Activity:
A complete answer lists every line of the material where the string "icon" occurs.

Records supplied:
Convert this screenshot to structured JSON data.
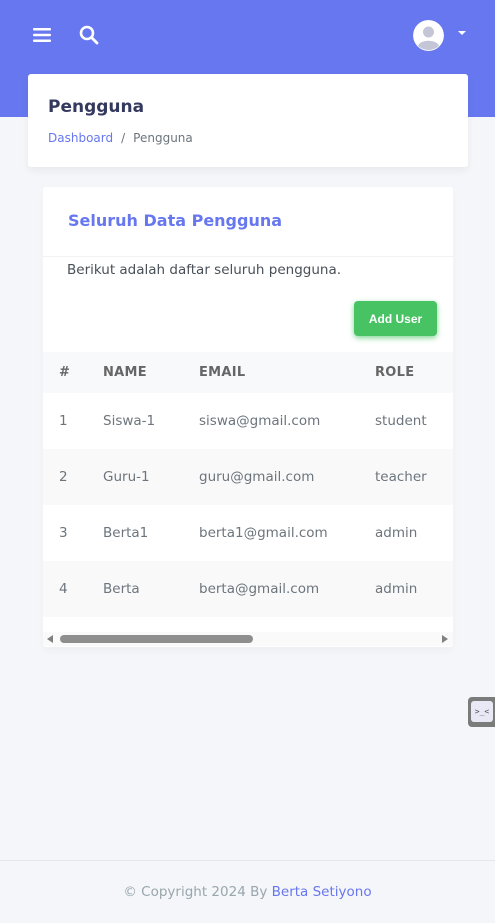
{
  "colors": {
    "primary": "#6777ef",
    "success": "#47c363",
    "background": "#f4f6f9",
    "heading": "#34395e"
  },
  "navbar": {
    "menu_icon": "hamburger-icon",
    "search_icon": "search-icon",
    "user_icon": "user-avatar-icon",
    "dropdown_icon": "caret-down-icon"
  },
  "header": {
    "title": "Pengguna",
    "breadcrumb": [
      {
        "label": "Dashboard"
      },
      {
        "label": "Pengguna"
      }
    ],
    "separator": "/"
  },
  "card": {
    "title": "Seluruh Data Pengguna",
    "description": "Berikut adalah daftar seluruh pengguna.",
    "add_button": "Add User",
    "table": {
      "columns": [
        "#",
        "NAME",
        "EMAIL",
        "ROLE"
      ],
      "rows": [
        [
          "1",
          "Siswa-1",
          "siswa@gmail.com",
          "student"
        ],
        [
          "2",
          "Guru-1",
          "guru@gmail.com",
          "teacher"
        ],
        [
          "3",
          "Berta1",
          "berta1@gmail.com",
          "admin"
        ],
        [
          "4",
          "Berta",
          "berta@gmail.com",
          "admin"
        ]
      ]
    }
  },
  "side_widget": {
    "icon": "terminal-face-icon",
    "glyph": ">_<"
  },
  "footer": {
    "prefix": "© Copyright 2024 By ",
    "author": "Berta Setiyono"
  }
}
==
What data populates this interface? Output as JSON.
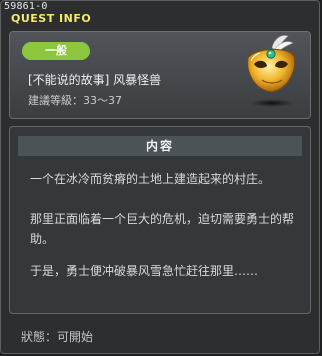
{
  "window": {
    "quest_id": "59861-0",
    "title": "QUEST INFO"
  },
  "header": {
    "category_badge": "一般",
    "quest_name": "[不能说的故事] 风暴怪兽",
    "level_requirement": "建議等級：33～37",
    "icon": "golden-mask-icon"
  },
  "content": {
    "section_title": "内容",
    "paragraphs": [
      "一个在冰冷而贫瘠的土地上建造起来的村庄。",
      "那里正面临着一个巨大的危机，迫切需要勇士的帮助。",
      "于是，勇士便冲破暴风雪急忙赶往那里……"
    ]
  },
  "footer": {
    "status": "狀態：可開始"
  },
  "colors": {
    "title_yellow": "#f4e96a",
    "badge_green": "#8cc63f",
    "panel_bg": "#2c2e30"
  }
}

Output of the exercise:
    "menu_icon": "hamburger-icon",
    "search_icon": "search-icon",
    "user_icon": "user-avatar-icon",
    "dropdown_icon": "caret-down-icon"
    "icon": "terminal-face-icon",
    "icon": "golden-mask-icon"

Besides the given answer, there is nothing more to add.